WHAT YOU ARE ASKED TO DO
Search the listing below for the string "JSON", then copy every line it appears in.

DATASET RECORDS
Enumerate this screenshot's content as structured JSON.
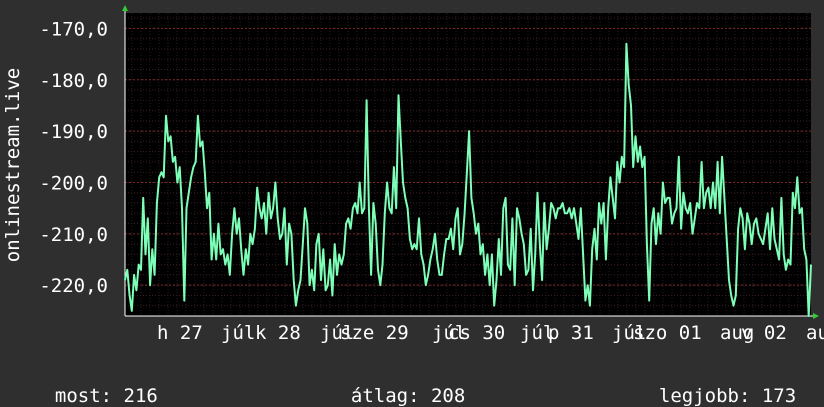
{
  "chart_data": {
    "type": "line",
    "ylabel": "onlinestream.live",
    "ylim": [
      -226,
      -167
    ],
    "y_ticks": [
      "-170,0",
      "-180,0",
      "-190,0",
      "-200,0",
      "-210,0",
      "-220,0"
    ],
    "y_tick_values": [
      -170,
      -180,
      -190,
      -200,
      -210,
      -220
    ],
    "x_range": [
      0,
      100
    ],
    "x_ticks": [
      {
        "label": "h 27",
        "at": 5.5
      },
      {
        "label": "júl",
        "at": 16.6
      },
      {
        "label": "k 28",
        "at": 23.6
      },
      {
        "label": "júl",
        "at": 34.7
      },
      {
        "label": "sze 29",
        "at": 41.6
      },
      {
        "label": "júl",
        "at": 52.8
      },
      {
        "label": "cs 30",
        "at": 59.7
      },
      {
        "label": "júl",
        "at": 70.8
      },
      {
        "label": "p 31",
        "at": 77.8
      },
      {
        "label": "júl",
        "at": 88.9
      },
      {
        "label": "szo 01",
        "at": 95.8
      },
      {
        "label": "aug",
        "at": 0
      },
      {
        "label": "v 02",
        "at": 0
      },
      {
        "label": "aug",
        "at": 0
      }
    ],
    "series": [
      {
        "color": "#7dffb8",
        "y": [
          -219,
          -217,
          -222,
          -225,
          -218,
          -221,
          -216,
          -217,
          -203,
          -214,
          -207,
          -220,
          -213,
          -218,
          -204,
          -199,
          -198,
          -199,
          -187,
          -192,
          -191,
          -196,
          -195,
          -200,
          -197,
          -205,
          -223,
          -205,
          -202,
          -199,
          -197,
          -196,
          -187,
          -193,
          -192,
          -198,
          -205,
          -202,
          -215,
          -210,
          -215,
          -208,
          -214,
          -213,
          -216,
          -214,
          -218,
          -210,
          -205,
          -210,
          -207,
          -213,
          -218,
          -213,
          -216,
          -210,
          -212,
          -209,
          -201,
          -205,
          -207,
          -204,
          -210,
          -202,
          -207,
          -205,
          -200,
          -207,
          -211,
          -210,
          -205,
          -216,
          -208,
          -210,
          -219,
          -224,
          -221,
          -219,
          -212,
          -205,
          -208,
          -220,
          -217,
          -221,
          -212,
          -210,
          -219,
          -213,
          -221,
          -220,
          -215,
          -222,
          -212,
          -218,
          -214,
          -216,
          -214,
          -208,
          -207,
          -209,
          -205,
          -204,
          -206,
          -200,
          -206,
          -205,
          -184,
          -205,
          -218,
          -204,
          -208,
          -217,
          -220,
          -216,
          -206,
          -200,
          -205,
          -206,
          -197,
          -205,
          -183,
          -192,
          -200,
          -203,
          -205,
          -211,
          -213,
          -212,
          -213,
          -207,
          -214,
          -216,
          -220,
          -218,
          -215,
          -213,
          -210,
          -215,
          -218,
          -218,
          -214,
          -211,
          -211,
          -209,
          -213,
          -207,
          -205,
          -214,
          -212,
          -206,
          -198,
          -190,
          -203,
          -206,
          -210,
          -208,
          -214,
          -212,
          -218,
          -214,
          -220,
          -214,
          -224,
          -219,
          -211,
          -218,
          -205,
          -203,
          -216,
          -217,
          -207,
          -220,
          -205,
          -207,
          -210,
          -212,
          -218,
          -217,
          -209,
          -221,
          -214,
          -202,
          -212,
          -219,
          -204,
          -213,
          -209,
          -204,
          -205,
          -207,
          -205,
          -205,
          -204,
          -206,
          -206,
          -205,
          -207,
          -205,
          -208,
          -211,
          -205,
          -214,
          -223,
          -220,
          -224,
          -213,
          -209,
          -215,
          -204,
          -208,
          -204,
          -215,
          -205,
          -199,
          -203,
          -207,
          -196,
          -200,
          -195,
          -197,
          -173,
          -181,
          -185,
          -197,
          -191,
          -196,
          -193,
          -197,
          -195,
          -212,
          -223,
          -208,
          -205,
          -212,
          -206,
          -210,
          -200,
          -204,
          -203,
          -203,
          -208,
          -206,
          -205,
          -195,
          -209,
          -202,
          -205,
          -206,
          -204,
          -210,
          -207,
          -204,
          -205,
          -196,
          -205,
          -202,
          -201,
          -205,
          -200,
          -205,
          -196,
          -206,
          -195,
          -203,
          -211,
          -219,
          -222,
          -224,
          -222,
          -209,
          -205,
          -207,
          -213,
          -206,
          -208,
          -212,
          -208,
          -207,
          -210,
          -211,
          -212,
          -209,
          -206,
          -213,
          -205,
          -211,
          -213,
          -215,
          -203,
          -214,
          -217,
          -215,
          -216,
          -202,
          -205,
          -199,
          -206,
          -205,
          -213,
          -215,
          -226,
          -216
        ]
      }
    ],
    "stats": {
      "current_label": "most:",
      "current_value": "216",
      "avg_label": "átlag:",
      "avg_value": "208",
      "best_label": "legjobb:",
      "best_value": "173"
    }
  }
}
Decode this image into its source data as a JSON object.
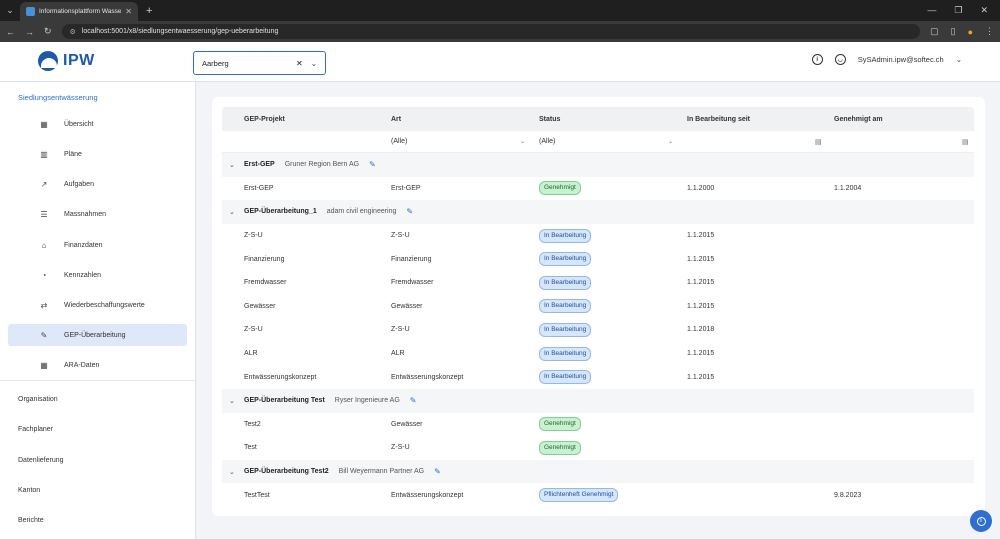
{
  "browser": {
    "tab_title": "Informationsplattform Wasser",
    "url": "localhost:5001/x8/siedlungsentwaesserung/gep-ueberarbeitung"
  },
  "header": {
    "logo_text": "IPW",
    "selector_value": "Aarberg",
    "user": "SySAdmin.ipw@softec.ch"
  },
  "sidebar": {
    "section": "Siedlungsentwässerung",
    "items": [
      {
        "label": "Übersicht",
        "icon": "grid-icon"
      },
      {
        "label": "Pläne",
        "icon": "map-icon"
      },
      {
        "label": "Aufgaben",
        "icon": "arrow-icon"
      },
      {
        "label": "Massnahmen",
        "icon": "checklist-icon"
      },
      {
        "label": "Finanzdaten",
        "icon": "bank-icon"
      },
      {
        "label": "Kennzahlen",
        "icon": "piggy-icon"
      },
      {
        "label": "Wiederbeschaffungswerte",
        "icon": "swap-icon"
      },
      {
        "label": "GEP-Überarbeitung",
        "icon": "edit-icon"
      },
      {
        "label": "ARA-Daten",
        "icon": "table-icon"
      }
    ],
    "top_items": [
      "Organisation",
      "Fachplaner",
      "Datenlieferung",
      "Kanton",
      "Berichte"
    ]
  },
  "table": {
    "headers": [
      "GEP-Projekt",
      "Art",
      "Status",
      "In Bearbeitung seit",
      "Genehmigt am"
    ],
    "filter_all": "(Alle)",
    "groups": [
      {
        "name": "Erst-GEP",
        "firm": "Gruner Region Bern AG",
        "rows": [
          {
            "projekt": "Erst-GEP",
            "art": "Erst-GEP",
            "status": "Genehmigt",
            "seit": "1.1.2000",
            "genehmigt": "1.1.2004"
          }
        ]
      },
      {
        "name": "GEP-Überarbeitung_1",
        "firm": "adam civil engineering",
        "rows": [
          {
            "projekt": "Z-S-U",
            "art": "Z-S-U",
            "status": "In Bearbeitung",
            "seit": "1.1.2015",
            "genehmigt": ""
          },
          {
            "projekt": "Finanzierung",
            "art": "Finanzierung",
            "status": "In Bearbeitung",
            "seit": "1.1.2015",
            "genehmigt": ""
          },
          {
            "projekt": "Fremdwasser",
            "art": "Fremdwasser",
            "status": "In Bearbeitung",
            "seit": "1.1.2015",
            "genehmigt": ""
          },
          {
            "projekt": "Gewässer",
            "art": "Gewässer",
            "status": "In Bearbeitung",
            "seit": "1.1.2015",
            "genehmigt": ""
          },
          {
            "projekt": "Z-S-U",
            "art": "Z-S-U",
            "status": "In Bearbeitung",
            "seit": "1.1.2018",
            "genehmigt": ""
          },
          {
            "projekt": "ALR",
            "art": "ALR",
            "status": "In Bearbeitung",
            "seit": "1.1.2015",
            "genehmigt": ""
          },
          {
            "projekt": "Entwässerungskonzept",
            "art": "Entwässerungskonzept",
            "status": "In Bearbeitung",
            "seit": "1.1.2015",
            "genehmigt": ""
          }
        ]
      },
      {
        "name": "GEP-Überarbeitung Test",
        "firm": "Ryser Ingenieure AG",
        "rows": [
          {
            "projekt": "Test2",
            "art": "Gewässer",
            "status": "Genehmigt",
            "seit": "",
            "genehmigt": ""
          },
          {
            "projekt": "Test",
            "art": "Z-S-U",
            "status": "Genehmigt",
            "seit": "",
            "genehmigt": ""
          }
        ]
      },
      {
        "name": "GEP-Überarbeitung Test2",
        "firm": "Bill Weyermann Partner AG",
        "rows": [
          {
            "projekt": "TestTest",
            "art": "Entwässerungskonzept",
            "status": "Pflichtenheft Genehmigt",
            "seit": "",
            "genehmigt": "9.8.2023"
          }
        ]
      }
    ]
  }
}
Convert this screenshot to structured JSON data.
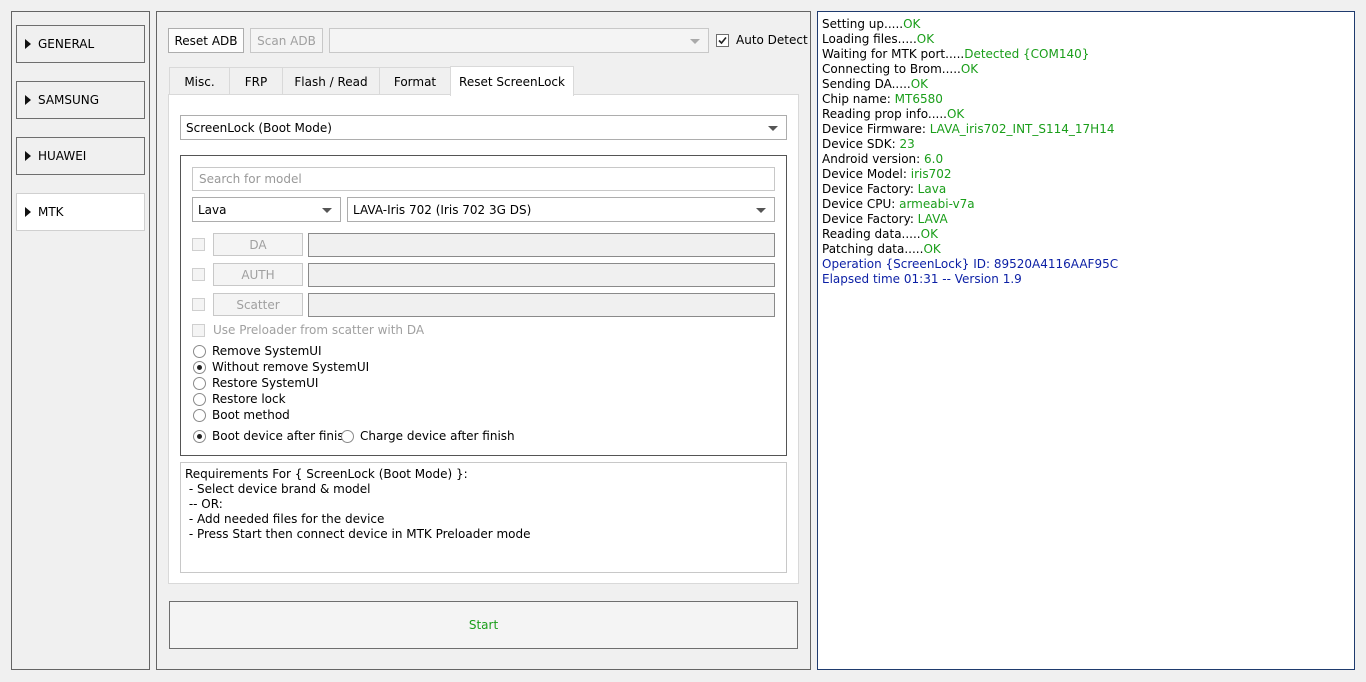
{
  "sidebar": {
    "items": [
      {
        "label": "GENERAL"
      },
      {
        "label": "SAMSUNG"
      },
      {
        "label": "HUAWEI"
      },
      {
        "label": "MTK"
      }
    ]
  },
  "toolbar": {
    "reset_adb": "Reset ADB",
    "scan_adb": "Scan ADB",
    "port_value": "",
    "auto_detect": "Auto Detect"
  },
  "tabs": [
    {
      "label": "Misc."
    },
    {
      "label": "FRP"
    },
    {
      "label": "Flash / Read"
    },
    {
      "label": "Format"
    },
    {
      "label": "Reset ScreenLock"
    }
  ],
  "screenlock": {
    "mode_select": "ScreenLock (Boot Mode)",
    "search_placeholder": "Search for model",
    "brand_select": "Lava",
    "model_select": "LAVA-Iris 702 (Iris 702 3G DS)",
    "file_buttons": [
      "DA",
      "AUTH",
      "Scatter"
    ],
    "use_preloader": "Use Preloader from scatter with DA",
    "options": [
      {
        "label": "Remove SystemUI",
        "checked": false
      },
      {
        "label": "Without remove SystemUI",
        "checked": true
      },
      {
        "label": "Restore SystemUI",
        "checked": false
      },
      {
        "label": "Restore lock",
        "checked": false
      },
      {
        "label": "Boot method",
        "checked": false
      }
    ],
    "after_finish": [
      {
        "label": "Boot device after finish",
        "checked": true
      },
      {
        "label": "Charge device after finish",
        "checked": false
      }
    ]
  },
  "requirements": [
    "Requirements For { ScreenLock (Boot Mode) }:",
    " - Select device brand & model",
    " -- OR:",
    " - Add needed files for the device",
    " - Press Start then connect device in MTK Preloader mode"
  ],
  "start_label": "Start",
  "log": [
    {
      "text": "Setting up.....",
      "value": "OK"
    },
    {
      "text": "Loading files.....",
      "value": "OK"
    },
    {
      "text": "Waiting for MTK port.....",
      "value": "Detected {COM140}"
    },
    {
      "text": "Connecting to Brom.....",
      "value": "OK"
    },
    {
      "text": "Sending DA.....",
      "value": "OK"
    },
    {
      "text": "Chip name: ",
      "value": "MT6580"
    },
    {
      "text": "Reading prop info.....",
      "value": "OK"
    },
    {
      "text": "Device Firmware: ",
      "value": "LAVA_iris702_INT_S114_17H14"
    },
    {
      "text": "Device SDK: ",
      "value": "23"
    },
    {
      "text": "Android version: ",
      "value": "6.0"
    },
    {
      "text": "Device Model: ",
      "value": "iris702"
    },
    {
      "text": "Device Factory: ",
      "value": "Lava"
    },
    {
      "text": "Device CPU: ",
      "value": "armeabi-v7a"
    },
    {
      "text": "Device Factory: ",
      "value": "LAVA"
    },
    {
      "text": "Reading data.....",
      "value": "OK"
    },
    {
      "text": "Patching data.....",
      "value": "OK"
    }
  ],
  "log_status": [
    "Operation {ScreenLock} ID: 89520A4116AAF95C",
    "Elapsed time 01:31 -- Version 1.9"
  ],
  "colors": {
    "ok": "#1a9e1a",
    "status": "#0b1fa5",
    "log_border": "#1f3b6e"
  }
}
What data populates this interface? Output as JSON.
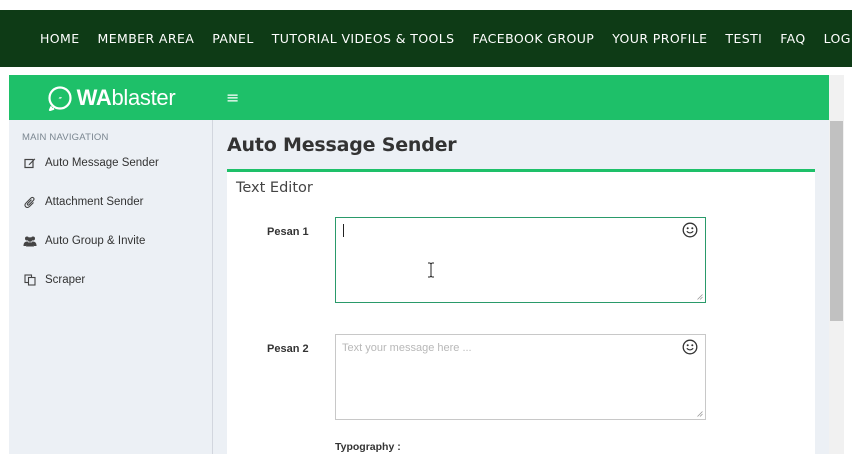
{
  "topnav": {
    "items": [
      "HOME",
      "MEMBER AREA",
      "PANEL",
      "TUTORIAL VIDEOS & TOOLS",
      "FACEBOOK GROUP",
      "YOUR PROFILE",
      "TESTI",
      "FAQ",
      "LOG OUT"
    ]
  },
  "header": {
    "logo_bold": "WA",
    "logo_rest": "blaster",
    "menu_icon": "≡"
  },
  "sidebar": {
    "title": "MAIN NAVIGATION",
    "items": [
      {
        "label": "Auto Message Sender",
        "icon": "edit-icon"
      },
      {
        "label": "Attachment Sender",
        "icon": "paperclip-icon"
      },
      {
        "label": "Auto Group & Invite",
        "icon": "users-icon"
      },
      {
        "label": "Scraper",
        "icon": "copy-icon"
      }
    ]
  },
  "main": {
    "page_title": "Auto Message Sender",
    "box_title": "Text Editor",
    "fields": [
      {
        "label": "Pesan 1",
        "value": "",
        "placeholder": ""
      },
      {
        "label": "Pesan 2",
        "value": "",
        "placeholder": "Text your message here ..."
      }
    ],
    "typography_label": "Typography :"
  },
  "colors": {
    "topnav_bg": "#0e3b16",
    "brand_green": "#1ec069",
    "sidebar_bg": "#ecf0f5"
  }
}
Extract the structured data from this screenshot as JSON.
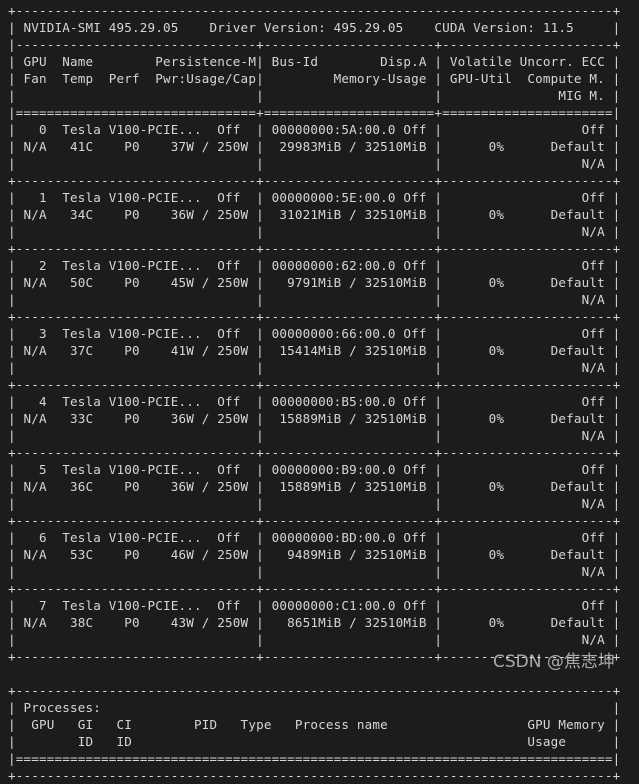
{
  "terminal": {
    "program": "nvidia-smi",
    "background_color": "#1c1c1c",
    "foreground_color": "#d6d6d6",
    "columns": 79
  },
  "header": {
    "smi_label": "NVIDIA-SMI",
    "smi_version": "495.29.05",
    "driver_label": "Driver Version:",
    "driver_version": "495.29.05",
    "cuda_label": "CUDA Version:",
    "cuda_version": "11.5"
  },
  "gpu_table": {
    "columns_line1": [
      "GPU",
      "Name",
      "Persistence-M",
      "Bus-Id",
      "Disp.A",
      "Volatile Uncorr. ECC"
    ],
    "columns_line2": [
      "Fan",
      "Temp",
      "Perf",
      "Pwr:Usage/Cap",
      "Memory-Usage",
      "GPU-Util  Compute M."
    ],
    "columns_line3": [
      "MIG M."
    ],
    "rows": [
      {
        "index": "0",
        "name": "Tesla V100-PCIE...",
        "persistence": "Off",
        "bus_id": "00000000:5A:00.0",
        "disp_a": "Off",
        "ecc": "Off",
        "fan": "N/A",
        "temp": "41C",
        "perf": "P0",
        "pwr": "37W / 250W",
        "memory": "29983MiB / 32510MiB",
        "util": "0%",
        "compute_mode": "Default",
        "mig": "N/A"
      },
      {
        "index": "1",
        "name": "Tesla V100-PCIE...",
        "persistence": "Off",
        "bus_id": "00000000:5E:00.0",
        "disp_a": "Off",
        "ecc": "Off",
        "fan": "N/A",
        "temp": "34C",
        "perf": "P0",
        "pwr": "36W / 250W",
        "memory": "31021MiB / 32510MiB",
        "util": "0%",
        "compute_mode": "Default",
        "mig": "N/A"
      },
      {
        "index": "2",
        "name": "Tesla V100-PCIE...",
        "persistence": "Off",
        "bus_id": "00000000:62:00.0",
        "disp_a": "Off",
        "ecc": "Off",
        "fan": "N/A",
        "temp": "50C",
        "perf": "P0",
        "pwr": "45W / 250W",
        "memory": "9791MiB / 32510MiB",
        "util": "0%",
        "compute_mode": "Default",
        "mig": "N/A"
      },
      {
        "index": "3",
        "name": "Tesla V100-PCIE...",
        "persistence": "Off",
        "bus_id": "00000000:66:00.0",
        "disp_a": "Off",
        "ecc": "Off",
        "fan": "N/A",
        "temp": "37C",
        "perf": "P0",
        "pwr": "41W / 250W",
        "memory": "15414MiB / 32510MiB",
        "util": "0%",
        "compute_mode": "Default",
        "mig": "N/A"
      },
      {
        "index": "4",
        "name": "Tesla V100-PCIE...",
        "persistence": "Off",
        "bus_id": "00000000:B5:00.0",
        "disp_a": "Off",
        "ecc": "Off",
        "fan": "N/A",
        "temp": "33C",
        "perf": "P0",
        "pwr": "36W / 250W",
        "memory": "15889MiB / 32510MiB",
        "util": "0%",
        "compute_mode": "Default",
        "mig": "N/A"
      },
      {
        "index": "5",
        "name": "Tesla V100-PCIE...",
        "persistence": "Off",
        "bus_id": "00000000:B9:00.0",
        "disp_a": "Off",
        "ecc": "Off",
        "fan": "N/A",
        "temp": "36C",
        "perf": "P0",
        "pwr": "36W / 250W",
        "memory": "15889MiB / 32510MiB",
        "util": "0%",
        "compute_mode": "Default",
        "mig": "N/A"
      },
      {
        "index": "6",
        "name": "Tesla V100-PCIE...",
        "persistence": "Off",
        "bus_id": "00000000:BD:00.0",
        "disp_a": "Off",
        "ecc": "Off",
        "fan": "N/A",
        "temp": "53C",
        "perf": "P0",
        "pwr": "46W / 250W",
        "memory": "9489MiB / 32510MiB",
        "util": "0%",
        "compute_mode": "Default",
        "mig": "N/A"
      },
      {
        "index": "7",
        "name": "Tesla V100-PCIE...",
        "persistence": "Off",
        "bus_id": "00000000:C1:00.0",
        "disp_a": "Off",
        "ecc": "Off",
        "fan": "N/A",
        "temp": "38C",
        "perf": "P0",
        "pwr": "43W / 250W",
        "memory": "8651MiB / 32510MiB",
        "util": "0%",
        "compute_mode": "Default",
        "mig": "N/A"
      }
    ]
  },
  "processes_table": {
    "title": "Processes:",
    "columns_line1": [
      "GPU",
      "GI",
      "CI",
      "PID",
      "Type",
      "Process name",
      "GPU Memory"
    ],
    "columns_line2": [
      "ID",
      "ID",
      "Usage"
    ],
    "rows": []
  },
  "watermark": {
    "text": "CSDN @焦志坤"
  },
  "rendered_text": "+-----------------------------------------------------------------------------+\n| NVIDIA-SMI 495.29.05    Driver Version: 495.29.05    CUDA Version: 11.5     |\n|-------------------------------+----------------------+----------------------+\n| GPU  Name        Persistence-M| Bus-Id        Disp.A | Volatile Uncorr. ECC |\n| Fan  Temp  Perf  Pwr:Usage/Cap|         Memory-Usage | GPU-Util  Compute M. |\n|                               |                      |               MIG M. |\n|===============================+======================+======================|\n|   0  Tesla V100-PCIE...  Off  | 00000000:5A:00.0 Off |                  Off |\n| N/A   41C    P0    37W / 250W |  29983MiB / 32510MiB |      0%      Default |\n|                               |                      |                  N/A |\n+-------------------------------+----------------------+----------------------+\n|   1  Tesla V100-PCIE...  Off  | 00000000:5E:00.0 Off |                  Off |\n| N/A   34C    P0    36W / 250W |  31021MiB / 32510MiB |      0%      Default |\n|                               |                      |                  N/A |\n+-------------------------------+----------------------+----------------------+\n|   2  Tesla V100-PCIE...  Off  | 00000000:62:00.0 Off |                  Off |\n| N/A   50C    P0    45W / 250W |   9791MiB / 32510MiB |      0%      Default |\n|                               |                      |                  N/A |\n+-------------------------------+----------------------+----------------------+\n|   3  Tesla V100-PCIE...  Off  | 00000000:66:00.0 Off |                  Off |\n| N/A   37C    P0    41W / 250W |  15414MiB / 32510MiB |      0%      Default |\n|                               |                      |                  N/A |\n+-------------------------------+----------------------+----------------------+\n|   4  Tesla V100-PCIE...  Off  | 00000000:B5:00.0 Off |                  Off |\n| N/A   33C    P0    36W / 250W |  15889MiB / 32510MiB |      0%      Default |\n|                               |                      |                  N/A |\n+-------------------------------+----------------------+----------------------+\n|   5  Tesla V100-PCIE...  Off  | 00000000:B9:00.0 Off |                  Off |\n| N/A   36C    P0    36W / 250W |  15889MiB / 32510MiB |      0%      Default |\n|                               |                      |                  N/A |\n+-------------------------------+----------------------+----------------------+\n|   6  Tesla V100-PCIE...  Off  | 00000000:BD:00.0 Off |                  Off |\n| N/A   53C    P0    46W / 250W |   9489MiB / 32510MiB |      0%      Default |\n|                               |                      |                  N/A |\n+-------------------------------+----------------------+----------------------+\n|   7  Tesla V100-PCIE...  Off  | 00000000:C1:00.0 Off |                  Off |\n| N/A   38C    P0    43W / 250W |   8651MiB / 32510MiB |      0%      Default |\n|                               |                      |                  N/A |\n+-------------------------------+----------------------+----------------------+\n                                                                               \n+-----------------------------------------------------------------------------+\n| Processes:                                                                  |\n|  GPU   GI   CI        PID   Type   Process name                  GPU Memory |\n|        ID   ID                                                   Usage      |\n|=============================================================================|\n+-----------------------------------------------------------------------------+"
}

PROBLEM SOLUTION
Enumerate this screenshot's content as structured JSON.
Decode this image into its source data as a JSON object.
Convert this screenshot to structured JSON data.
What data populates this interface? Output as JSON.
Extract the structured data from this screenshot as JSON.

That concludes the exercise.